**Work item**
Please repeat the whole listing exactly, but leave out any picture it holds.
________________
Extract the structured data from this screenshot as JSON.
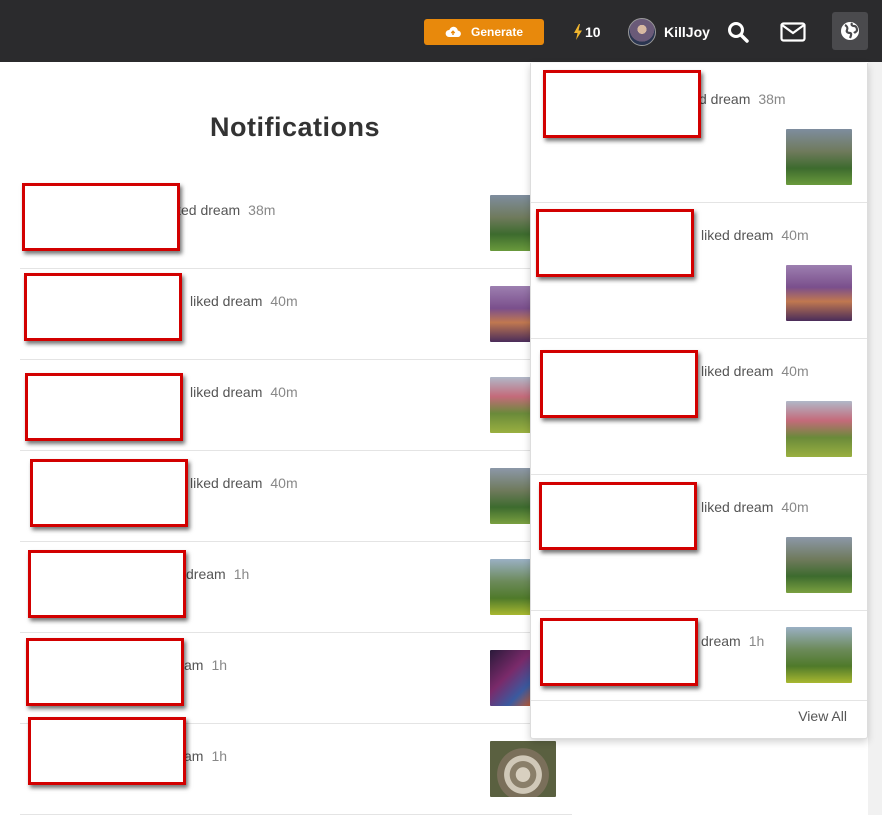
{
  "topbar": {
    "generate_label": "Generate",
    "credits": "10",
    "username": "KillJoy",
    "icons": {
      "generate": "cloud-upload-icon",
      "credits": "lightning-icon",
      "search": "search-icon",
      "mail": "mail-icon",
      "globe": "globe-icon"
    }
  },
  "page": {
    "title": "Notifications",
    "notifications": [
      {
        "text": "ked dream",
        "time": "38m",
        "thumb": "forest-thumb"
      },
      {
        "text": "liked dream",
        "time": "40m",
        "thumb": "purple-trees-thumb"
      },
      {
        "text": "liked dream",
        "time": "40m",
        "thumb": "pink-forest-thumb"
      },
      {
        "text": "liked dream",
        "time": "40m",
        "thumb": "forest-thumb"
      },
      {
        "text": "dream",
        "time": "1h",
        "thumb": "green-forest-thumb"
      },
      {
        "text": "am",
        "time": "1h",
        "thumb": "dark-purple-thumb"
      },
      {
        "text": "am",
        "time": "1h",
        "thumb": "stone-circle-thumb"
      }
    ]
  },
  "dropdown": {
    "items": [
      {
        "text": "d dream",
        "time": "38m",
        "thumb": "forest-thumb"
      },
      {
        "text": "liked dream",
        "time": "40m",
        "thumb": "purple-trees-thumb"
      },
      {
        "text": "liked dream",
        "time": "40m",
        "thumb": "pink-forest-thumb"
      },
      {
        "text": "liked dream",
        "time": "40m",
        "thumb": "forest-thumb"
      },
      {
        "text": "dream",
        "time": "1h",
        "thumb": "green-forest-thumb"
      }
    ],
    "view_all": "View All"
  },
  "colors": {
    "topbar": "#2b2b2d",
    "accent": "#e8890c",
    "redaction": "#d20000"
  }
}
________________
**Answer to this task**
Extract the structured data from this screenshot as JSON.
{
  "topbar": {
    "generate_label": "Generate",
    "credits": "10",
    "username": "KillJoy",
    "icons": {
      "generate": "cloud-upload-icon",
      "credits": "lightning-icon",
      "search": "search-icon",
      "mail": "mail-icon",
      "globe": "globe-icon"
    }
  },
  "page": {
    "title": "Notifications",
    "notifications": [
      {
        "text": "ked dream",
        "time": "38m",
        "thumb": "forest-thumb"
      },
      {
        "text": "liked dream",
        "time": "40m",
        "thumb": "purple-trees-thumb"
      },
      {
        "text": "liked dream",
        "time": "40m",
        "thumb": "pink-forest-thumb"
      },
      {
        "text": "liked dream",
        "time": "40m",
        "thumb": "forest-thumb"
      },
      {
        "text": "dream",
        "time": "1h",
        "thumb": "green-forest-thumb"
      },
      {
        "text": "am",
        "time": "1h",
        "thumb": "dark-purple-thumb"
      },
      {
        "text": "am",
        "time": "1h",
        "thumb": "stone-circle-thumb"
      }
    ]
  },
  "dropdown": {
    "items": [
      {
        "text": "d dream",
        "time": "38m",
        "thumb": "forest-thumb"
      },
      {
        "text": "liked dream",
        "time": "40m",
        "thumb": "purple-trees-thumb"
      },
      {
        "text": "liked dream",
        "time": "40m",
        "thumb": "pink-forest-thumb"
      },
      {
        "text": "liked dream",
        "time": "40m",
        "thumb": "forest-thumb"
      },
      {
        "text": "dream",
        "time": "1h",
        "thumb": "green-forest-thumb"
      }
    ],
    "view_all": "View All"
  },
  "colors": {
    "topbar": "#2b2b2d",
    "accent": "#e8890c",
    "redaction": "#d20000"
  }
}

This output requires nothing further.